* Exercise aim *
Wherever the string "label" appears in the records, return the line that holds it.

##### Extracted information #####

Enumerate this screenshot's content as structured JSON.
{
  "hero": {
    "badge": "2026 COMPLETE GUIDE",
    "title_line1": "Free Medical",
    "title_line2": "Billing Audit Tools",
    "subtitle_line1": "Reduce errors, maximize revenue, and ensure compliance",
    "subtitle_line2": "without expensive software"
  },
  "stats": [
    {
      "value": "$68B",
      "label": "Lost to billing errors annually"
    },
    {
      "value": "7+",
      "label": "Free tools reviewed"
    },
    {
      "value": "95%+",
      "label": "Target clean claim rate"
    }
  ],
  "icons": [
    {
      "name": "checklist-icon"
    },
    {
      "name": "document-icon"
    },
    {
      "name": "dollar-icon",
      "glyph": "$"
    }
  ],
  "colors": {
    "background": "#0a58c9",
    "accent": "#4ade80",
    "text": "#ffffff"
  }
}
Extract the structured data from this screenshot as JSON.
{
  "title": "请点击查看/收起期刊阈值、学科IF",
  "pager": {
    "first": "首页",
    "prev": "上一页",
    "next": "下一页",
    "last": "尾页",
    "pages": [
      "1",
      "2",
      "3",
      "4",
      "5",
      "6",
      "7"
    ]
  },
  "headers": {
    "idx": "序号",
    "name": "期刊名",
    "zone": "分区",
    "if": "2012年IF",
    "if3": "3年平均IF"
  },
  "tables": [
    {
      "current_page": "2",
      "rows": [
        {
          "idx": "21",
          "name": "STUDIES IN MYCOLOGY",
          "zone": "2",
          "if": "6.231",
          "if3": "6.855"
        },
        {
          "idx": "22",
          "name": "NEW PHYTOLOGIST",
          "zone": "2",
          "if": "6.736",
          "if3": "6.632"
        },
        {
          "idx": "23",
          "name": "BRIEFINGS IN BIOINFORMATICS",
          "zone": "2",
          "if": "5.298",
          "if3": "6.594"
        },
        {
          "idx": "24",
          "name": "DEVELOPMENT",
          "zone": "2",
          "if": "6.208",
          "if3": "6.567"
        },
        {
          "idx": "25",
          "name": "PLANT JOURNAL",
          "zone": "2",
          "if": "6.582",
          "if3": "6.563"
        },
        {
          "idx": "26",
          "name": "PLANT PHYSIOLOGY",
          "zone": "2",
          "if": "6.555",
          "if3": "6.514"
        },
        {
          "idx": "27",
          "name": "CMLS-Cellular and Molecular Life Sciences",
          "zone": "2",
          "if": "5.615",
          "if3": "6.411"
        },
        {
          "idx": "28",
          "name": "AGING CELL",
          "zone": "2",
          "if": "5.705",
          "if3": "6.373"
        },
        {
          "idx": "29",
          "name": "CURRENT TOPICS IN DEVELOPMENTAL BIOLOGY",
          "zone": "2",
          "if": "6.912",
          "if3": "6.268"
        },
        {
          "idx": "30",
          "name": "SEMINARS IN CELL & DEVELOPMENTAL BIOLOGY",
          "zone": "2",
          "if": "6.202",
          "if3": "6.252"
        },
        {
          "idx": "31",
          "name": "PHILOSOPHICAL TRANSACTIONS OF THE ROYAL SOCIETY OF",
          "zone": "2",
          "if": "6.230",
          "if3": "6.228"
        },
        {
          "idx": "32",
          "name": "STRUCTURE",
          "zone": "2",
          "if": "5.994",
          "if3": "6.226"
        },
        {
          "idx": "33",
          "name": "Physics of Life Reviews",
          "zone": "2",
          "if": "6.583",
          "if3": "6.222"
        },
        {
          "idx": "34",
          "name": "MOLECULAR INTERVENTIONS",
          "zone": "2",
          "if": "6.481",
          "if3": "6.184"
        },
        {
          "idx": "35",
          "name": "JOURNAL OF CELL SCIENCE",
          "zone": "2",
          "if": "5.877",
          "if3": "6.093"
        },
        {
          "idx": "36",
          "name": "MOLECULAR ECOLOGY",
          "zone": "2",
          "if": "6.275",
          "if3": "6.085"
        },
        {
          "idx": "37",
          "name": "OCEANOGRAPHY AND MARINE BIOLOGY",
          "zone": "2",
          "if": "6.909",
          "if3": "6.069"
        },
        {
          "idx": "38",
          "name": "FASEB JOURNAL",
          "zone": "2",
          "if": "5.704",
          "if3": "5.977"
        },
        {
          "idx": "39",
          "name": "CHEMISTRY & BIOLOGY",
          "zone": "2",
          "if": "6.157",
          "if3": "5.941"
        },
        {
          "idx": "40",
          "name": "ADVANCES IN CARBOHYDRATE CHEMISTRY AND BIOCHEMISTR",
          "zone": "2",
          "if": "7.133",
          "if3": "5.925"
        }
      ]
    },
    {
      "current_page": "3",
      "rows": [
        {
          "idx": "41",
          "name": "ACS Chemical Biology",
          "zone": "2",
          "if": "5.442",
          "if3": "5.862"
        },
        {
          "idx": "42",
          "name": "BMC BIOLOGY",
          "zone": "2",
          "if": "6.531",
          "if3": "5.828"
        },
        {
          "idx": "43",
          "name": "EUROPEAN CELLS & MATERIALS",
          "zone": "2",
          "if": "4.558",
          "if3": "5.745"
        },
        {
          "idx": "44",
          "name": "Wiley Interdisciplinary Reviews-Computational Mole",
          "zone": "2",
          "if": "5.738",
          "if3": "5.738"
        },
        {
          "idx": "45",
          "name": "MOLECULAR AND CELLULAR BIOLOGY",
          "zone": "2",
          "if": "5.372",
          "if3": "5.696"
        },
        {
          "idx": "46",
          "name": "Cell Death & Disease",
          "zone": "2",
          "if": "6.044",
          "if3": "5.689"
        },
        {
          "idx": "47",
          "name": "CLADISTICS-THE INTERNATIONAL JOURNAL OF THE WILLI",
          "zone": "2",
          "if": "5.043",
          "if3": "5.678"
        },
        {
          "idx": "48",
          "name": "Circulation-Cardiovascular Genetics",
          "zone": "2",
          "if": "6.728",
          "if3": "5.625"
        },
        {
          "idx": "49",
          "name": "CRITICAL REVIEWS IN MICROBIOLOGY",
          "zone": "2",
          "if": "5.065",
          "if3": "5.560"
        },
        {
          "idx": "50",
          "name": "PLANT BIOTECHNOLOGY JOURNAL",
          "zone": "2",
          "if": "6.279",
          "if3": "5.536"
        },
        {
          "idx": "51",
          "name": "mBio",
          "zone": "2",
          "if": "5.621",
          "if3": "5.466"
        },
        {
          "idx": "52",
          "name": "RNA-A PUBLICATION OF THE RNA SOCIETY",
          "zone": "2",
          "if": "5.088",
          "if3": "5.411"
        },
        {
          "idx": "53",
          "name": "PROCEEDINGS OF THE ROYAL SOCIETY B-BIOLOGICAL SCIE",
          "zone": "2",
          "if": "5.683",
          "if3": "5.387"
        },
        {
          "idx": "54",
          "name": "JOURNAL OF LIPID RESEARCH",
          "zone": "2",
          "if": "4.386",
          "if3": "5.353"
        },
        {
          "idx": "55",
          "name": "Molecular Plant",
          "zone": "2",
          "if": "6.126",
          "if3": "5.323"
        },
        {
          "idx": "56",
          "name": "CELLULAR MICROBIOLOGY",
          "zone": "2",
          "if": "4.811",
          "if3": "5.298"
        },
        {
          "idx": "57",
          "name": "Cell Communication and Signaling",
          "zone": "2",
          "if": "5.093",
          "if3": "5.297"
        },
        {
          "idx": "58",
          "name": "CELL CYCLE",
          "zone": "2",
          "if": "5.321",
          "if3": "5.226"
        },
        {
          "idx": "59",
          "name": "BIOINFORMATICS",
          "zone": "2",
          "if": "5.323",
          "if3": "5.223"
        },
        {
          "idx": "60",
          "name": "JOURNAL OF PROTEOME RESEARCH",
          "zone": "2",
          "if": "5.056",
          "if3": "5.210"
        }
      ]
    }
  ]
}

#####

* Expected output *
      "label": "Lost to billing errors annually"
      "label": "Free tools reviewed"
      "label": "Target clean claim rate"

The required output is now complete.